Kemi Badenoch, Business and Trade Secretary, scraped a victory to retain her North West Essex seat, but her majority dropped by almost 25,000 votes as Labour and Reform UK made gains.

WHICH SENIOR TORY MINISTERS ARE OUT?

Grant Shapps’s 19-year stint as MP for Welwyn-Hatfield has come to an end after the seat was won by Labour. Lately Secretary of State for Defence, Shapps is also a former Business, Energy and Industrial Strategy Secretary (BEIS), Transport Secretary, Home Office Secretary and Department for International Development Minister.

Mark Harper, lately Secretary of State for Transport, lost the seat he has held since 2005 in the Forest of Dean. This constituency’s new MP is Labour’s Matt Bishop.

Michelle Donelan, lately Secretary of State for Science, Innovation and Technology, lost her Melksham and Devizes seat to Lib Dem Brian Matthew.

Gillian Keegan, lately Education Secretary, lost her Chichester seat to the Lib Dems.

Several further familiar faces chose not to contest this election, including:

  • Alok Sharma, Boris Johnson’s BEIS Secretary and COP26 President
  • Michael Gove, former Environment Minister and lately Secretary of State for Housing, Communities and Levelling up
  • Caroline Lucas, the UK’s first Green Party MP
  • Dr Alan Whitehead, former Shadow Energy Minister and longstanding Labour MP for Southampton, Test

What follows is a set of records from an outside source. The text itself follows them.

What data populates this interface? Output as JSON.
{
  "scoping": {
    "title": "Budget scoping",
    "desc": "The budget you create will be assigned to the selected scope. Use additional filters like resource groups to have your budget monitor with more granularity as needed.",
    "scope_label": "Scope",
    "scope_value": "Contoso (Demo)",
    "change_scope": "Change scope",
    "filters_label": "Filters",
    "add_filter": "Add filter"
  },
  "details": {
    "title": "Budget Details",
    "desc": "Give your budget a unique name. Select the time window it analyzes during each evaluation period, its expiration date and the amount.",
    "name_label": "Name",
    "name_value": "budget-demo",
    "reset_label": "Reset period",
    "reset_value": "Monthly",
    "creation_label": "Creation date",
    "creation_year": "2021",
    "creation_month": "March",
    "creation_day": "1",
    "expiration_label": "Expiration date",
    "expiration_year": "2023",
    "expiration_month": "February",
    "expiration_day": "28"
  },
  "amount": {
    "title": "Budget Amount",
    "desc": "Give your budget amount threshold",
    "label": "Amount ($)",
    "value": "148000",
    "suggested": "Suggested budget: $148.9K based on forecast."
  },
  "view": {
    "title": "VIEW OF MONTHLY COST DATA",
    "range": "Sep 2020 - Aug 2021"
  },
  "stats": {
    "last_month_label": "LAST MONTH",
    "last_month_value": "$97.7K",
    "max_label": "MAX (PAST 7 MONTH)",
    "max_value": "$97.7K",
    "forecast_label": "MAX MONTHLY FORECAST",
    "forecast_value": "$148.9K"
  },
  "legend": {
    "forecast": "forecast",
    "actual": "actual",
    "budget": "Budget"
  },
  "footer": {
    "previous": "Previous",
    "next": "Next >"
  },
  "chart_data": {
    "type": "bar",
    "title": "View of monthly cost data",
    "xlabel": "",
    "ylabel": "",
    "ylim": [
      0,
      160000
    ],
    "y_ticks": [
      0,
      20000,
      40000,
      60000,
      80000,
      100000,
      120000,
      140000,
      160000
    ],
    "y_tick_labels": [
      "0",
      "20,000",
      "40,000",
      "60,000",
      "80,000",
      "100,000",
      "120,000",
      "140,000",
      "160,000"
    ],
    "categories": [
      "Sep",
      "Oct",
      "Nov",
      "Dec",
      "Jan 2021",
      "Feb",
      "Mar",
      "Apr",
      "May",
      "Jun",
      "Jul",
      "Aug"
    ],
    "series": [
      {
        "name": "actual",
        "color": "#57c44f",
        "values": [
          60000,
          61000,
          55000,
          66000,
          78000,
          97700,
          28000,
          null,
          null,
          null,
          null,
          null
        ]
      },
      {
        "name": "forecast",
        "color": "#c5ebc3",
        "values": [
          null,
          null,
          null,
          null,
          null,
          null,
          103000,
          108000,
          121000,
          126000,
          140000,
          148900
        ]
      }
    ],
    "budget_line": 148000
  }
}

A total of 134 MPs stood down at this election. A full list can be found here.

Action inspires action. Stay ahead of the curve with sustainability and energy newsletters from edie

Subscribe